Today.Az » World news » Iraq’s future to be decided in Syria
10 October 2017 [11:38] - Today.Az
By Rufiz Hafizoglu/ Trend
The first military operation of the Turkish Armed Forces in neighboring Iraq began more than 30 years ago – on May 25, 1983. Then, under the agreements reached between Ankara and Baghdad, the Turkish Armed Forces began operations against the militants of the Kurdistan Workers’ Party (PKK) and the Kurdish paramilitary units, Peshmerga, in northern Iraq.
In 1983, the Turkish Armed Forces for the first time entered the Iraqi territory on a stretch of five kilometers. The Turkish Armed Forces conducted about 55 military operations in northern Iraq from 1983 to 2011.

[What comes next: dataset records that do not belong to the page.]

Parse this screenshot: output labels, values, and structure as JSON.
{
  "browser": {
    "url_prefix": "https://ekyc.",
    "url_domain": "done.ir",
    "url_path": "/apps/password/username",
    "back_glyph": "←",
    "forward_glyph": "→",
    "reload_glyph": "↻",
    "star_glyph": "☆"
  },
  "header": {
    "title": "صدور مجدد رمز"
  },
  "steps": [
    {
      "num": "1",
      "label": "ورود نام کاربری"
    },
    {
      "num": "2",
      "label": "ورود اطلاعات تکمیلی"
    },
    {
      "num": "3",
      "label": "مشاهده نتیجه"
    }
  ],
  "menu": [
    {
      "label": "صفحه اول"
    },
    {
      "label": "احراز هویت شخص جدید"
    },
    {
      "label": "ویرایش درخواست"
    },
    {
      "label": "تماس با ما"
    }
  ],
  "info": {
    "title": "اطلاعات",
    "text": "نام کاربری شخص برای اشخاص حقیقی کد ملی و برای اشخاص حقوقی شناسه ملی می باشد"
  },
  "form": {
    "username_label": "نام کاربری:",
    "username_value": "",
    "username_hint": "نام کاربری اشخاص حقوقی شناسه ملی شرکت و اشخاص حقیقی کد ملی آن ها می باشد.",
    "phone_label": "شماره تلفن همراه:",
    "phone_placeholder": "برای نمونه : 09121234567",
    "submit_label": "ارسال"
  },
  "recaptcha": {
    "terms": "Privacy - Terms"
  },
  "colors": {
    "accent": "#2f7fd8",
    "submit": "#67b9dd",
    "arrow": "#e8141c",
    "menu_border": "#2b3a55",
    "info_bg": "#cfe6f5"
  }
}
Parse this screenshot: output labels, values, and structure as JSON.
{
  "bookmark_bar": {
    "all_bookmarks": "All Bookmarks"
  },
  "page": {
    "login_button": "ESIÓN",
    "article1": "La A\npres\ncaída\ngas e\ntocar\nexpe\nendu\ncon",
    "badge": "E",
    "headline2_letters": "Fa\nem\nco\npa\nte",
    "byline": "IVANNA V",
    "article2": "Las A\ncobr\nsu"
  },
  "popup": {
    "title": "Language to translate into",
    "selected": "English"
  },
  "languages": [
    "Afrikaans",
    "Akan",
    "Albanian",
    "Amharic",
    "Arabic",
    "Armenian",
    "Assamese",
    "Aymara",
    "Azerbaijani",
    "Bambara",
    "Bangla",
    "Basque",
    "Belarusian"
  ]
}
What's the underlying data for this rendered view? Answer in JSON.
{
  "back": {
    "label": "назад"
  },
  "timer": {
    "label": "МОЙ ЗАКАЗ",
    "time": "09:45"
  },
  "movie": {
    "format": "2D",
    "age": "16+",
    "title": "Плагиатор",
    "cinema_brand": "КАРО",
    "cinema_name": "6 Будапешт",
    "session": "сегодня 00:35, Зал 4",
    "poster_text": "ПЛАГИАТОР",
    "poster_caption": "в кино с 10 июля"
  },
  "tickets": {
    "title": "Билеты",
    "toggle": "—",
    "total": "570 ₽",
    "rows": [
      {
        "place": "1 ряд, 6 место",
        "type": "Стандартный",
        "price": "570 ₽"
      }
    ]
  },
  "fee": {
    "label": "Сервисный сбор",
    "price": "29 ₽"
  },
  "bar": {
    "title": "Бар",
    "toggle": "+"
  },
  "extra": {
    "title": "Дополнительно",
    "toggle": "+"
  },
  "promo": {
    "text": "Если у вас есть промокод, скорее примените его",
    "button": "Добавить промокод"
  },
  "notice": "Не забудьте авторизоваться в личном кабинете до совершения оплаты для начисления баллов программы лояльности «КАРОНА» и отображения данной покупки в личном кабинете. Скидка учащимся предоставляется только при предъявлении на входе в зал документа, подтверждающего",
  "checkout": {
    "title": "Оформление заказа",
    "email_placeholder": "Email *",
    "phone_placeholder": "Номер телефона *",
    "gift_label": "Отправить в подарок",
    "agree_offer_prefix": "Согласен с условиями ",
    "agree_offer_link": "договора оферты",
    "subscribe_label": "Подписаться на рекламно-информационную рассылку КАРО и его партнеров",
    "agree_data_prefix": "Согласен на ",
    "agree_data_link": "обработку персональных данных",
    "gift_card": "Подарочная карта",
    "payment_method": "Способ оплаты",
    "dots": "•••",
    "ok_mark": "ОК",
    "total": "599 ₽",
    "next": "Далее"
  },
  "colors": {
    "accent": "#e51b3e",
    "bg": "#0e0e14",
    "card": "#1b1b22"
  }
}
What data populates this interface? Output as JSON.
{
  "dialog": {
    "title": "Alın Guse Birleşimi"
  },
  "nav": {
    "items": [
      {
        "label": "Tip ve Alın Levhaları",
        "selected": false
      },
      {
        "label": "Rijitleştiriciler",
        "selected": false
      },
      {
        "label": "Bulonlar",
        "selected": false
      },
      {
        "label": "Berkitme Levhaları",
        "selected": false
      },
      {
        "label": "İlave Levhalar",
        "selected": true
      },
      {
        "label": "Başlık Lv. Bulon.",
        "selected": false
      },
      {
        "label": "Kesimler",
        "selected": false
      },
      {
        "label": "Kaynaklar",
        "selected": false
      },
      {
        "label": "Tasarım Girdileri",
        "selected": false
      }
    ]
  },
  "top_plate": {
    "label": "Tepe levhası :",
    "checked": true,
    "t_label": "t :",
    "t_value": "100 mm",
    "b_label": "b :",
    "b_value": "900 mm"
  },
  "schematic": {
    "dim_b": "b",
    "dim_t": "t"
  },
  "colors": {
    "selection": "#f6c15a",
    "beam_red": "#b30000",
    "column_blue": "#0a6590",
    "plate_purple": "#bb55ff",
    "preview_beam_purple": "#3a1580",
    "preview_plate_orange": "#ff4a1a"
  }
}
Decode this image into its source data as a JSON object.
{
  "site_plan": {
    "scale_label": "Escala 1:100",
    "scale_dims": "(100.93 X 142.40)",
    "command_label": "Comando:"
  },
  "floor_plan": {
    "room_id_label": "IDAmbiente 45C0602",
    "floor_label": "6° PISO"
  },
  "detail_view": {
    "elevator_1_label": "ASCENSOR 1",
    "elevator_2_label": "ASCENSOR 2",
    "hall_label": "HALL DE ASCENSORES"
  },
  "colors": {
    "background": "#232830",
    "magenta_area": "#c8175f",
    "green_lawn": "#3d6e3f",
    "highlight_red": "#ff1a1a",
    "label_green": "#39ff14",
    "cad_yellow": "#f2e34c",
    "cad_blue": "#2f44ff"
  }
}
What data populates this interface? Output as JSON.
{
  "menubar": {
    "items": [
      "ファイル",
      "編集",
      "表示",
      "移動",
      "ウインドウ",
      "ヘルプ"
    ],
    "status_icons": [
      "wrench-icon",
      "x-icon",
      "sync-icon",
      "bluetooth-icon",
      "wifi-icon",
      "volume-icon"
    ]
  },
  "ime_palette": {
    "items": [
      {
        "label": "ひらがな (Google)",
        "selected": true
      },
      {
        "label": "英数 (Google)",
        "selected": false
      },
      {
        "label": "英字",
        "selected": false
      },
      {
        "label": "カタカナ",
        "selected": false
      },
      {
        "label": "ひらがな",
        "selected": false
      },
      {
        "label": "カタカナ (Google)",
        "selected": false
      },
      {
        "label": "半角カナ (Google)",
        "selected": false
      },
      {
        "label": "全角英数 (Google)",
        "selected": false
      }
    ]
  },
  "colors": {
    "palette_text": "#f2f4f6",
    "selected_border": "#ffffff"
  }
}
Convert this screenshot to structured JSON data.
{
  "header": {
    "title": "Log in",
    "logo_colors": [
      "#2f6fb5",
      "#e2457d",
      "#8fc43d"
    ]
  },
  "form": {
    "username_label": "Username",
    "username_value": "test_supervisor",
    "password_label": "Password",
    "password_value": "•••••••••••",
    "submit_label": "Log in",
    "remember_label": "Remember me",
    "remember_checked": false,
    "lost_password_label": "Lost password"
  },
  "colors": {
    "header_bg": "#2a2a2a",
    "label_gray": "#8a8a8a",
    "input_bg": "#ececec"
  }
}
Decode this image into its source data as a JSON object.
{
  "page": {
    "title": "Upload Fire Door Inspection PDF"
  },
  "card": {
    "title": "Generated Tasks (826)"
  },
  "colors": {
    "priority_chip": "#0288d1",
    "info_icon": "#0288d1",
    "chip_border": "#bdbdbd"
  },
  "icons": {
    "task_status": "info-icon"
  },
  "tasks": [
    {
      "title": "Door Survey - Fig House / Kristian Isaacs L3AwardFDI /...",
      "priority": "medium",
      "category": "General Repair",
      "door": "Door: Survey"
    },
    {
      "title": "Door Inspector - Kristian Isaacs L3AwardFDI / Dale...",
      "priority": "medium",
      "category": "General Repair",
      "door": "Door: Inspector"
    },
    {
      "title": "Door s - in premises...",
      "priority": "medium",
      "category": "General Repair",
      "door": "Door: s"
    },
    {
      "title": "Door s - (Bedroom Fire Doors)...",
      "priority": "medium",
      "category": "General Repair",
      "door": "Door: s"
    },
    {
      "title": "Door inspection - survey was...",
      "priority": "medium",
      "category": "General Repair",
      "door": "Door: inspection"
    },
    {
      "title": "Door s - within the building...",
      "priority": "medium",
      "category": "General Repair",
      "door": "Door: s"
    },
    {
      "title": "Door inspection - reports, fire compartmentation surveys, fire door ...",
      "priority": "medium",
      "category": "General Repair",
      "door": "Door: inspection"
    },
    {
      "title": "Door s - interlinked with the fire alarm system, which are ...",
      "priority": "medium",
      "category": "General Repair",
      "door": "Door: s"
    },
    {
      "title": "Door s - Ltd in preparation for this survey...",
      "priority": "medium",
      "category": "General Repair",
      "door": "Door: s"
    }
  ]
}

The Armed Forces of Turkey killed more than 800 PKK members in northern Iraq during the operation held on October 13, 1997: this is considered the biggest figure for the entire period of military operations conducted outside of Turkey.
Following the July 15 military coup attempt in Turkey in 2016, the country’s Armed Forces, with the support of the Syrian opposition (Free Syrian Army), launched the Euphrates Shield operation against the IS militants and liberated the city of Jarabulus as well as the city of Al-Bab in northern Syria. Turkish Prime Minister Binali Yildirim said in late March that the operation had been successfully completed.
Starting from September 2017, a new military campaign has been actively developing in the northern Syrian city of Idlib, with participation of the Free Syrian Army. The operation is to be conducted in the north of Syria.
However, it should be noted that unlike the Euphrates Shield, the new operation will not be easy for Turkey. The main problem stems from the fact that less than 250,000 civilians live in the region where the Euphrates Shield operation was carried out, while in Idlib the number of civilians exceeds two million people.
It should be noted that the main purpose of all these operations has been the elimination of danger on Turkey’s borders. At the same time it becomes clear that the new operation is extremely important not only for Turkey but also for Iraq itself and for neighboring Iran.
The fact is that currently, Idlib is under partial control of the Free Syrian Army as well as Jabhat al-Nusra and other radical armed groups.
At the same time, this city is important for the Kurdish terrorist organizations YPG and PYD that are armed by the US and do not hide their plans to take control of the city to create a "Kurdish state" in Syria.
In case Idlib falls under control of YPG and PYD, the Turkish-Syrian border, with the exception of Azaz city, will be under full control of Kurdish armed groups.
And this, in turn, will actually create conditions for establishment of a new "Kurdish state" in northern Syria, which certainly does not meet the interests of not only Turkey but also Iraq, which, after the recent referendum in the Kurdish autonomy, is on the verge of collapse.
The Kurdish territorial claims create a problem for Iran as well, which will sooner or later face ethnic separatism, the problem that external forces have been promoting in the region.